Task brief: Output all of the material exactly; leave out no line.

=== Begin Enclosure ===

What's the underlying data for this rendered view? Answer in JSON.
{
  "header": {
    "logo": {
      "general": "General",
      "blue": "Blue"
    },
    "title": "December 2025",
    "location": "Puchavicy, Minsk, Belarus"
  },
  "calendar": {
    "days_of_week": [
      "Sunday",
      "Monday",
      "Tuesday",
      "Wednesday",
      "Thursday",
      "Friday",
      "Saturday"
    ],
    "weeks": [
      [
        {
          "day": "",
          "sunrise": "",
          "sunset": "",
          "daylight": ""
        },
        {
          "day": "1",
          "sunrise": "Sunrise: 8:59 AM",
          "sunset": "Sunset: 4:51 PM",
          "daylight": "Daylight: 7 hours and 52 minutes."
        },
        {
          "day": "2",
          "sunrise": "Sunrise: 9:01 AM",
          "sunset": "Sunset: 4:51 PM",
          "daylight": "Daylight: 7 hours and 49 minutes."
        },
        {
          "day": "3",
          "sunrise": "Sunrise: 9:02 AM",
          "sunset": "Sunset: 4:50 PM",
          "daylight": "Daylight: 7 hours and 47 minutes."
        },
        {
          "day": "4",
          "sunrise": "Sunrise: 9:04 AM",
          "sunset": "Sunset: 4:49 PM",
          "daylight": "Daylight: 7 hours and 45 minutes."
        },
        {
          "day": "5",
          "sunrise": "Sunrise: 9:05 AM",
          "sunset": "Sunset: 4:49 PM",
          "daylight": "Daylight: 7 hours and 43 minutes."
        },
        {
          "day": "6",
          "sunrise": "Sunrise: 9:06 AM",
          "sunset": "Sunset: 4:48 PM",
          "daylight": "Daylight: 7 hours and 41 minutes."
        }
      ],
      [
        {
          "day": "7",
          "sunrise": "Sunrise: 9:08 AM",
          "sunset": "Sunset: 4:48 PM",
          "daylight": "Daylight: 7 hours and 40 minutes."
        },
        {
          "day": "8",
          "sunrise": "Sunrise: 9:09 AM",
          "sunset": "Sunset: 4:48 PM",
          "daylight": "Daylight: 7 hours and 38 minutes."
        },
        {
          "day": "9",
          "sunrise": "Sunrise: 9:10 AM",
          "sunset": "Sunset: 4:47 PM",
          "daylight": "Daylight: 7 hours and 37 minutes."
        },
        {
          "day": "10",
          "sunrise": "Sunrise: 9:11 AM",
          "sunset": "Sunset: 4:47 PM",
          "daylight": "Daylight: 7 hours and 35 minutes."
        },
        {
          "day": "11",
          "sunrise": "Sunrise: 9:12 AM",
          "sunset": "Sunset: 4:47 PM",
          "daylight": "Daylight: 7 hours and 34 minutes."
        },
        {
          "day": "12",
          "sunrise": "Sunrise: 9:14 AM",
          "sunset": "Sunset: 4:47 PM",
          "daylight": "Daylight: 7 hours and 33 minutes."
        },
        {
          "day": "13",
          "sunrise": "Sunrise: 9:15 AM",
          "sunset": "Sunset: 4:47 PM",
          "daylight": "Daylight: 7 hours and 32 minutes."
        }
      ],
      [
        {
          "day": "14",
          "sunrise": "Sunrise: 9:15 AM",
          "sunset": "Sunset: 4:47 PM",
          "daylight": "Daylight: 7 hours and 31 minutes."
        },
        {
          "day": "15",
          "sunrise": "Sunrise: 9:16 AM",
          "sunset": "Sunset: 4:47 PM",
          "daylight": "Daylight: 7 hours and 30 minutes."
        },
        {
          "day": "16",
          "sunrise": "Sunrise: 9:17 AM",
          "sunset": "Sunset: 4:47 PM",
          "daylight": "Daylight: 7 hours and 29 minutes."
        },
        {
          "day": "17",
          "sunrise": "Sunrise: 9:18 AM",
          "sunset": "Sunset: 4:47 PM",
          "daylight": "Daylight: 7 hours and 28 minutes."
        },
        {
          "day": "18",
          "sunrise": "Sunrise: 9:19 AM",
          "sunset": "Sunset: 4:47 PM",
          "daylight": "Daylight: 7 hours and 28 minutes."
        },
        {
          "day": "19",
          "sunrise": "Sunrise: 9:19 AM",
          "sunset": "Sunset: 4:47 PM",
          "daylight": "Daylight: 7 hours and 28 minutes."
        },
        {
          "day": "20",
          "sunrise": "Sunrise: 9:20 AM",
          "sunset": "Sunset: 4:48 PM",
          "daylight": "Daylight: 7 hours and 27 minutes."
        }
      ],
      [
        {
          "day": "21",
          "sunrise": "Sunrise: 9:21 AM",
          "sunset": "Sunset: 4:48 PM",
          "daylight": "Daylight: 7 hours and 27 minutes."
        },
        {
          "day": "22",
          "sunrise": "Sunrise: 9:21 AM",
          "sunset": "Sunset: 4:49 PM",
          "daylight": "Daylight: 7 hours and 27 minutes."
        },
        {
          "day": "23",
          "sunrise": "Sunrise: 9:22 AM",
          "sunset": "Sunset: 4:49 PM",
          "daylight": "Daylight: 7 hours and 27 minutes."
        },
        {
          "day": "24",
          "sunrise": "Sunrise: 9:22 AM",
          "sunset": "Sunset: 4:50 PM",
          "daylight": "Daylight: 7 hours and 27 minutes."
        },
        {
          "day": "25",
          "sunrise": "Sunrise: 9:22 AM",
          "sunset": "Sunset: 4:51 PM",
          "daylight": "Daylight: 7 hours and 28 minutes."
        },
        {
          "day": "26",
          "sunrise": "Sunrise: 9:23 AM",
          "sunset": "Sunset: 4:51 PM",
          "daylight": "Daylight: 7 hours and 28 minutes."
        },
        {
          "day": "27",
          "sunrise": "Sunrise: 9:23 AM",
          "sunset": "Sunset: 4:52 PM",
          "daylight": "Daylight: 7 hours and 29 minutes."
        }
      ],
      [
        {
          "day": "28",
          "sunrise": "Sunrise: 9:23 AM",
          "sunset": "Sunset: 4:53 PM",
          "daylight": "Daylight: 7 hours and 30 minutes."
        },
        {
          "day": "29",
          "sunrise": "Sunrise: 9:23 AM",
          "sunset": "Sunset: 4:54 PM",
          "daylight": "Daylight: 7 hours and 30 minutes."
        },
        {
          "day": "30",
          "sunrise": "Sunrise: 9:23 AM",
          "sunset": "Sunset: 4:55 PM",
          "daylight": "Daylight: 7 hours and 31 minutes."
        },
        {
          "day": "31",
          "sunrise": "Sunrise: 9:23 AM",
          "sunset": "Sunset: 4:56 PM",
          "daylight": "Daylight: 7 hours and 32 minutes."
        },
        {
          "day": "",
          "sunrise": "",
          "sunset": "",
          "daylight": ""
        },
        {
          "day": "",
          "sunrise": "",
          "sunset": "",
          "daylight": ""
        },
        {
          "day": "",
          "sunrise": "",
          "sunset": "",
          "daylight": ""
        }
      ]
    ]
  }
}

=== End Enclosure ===

Solution below:
What's the underlying data for this rendered view? Answer in JSON.
{
  "header": {
    "logo": {
      "general": "General",
      "blue": "Blue"
    },
    "title": "December 2025",
    "location": "Puchavicy, Minsk, Belarus"
  },
  "calendar": {
    "days_of_week": [
      "Sunday",
      "Monday",
      "Tuesday",
      "Wednesday",
      "Thursday",
      "Friday",
      "Saturday"
    ],
    "weeks": [
      [
        {
          "day": "",
          "sunrise": "",
          "sunset": "",
          "daylight": ""
        },
        {
          "day": "1",
          "sunrise": "Sunrise: 8:59 AM",
          "sunset": "Sunset: 4:51 PM",
          "daylight": "Daylight: 7 hours and 52 minutes."
        },
        {
          "day": "2",
          "sunrise": "Sunrise: 9:01 AM",
          "sunset": "Sunset: 4:51 PM",
          "daylight": "Daylight: 7 hours and 49 minutes."
        },
        {
          "day": "3",
          "sunrise": "Sunrise: 9:02 AM",
          "sunset": "Sunset: 4:50 PM",
          "daylight": "Daylight: 7 hours and 47 minutes."
        },
        {
          "day": "4",
          "sunrise": "Sunrise: 9:04 AM",
          "sunset": "Sunset: 4:49 PM",
          "daylight": "Daylight: 7 hours and 45 minutes."
        },
        {
          "day": "5",
          "sunrise": "Sunrise: 9:05 AM",
          "sunset": "Sunset: 4:49 PM",
          "daylight": "Daylight: 7 hours and 43 minutes."
        },
        {
          "day": "6",
          "sunrise": "Sunrise: 9:06 AM",
          "sunset": "Sunset: 4:48 PM",
          "daylight": "Daylight: 7 hours and 41 minutes."
        }
      ],
      [
        {
          "day": "7",
          "sunrise": "Sunrise: 9:08 AM",
          "sunset": "Sunset: 4:48 PM",
          "daylight": "Daylight: 7 hours and 40 minutes."
        },
        {
          "day": "8",
          "sunrise": "Sunrise: 9:09 AM",
          "sunset": "Sunset: 4:48 PM",
          "daylight": "Daylight: 7 hours and 38 minutes."
        },
        {
          "day": "9",
          "sunrise": "Sunrise: 9:10 AM",
          "sunset": "Sunset: 4:47 PM",
          "daylight": "Daylight: 7 hours and 37 minutes."
        },
        {
          "day": "10",
          "sunrise": "Sunrise: 9:11 AM",
          "sunset": "Sunset: 4:47 PM",
          "daylight": "Daylight: 7 hours and 35 minutes."
        },
        {
          "day": "11",
          "sunrise": "Sunrise: 9:12 AM",
          "sunset": "Sunset: 4:47 PM",
          "daylight": "Daylight: 7 hours and 34 minutes."
        },
        {
          "day": "12",
          "sunrise": "Sunrise: 9:14 AM",
          "sunset": "Sunset: 4:47 PM",
          "daylight": "Daylight: 7 hours and 33 minutes."
        },
        {
          "day": "13",
          "sunrise": "Sunrise: 9:15 AM",
          "sunset": "Sunset: 4:47 PM",
          "daylight": "Daylight: 7 hours and 32 minutes."
        }
      ],
      [
        {
          "day": "14",
          "sunrise": "Sunrise: 9:15 AM",
          "sunset": "Sunset: 4:47 PM",
          "daylight": "Daylight: 7 hours and 31 minutes."
        },
        {
          "day": "15",
          "sunrise": "Sunrise: 9:16 AM",
          "sunset": "Sunset: 4:47 PM",
          "daylight": "Daylight: 7 hours and 30 minutes."
        },
        {
          "day": "16",
          "sunrise": "Sunrise: 9:17 AM",
          "sunset": "Sunset: 4:47 PM",
          "daylight": "Daylight: 7 hours and 29 minutes."
        },
        {
          "day": "17",
          "sunrise": "Sunrise: 9:18 AM",
          "sunset": "Sunset: 4:47 PM",
          "daylight": "Daylight: 7 hours and 28 minutes."
        },
        {
          "day": "18",
          "sunrise": "Sunrise: 9:19 AM",
          "sunset": "Sunset: 4:47 PM",
          "daylight": "Daylight: 7 hours and 28 minutes."
        },
        {
          "day": "19",
          "sunrise": "Sunrise: 9:19 AM",
          "sunset": "Sunset: 4:47 PM",
          "daylight": "Daylight: 7 hours and 28 minutes."
        },
        {
          "day": "20",
          "sunrise": "Sunrise: 9:20 AM",
          "sunset": "Sunset: 4:48 PM",
          "daylight": "Daylight: 7 hours and 27 minutes."
        }
      ],
      [
        {
          "day": "21",
          "sunrise": "Sunrise: 9:21 AM",
          "sunset": "Sunset: 4:48 PM",
          "daylight": "Daylight: 7 hours and 27 minutes."
        },
        {
          "day": "22",
          "sunrise": "Sunrise: 9:21 AM",
          "sunset": "Sunset: 4:49 PM",
          "daylight": "Daylight: 7 hours and 27 minutes."
        },
        {
          "day": "23",
          "sunrise": "Sunrise: 9:22 AM",
          "sunset": "Sunset: 4:49 PM",
          "daylight": "Daylight: 7 hours and 27 minutes."
        },
        {
          "day": "24",
          "sunrise": "Sunrise: 9:22 AM",
          "sunset": "Sunset: 4:50 PM",
          "daylight": "Daylight: 7 hours and 27 minutes."
        },
        {
          "day": "25",
          "sunrise": "Sunrise: 9:22 AM",
          "sunset": "Sunset: 4:51 PM",
          "daylight": "Daylight: 7 hours and 28 minutes."
        },
        {
          "day": "26",
          "sunrise": "Sunrise: 9:23 AM",
          "sunset": "Sunset: 4:51 PM",
          "daylight": "Daylight: 7 hours and 28 minutes."
        },
        {
          "day": "27",
          "sunrise": "Sunrise: 9:23 AM",
          "sunset": "Sunset: 4:52 PM",
          "daylight": "Daylight: 7 hours and 29 minutes."
        }
      ],
      [
        {
          "day": "28",
          "sunrise": "Sunrise: 9:23 AM",
          "sunset": "Sunset: 4:53 PM",
          "daylight": "Daylight: 7 hours and 30 minutes."
        },
        {
          "day": "29",
          "sunrise": "Sunrise: 9:23 AM",
          "sunset": "Sunset: 4:54 PM",
          "daylight": "Daylight: 7 hours and 30 minutes."
        },
        {
          "day": "30",
          "sunrise": "Sunrise: 9:23 AM",
          "sunset": "Sunset: 4:55 PM",
          "daylight": "Daylight: 7 hours and 31 minutes."
        },
        {
          "day": "31",
          "sunrise": "Sunrise: 9:23 AM",
          "sunset": "Sunset: 4:56 PM",
          "daylight": "Daylight: 7 hours and 32 minutes."
        },
        {
          "day": "",
          "sunrise": "",
          "sunset": "",
          "daylight": ""
        },
        {
          "day": "",
          "sunrise": "",
          "sunset": "",
          "daylight": ""
        },
        {
          "day": "",
          "sunrise": "",
          "sunset": "",
          "daylight": ""
        }
      ]
    ]
  }
}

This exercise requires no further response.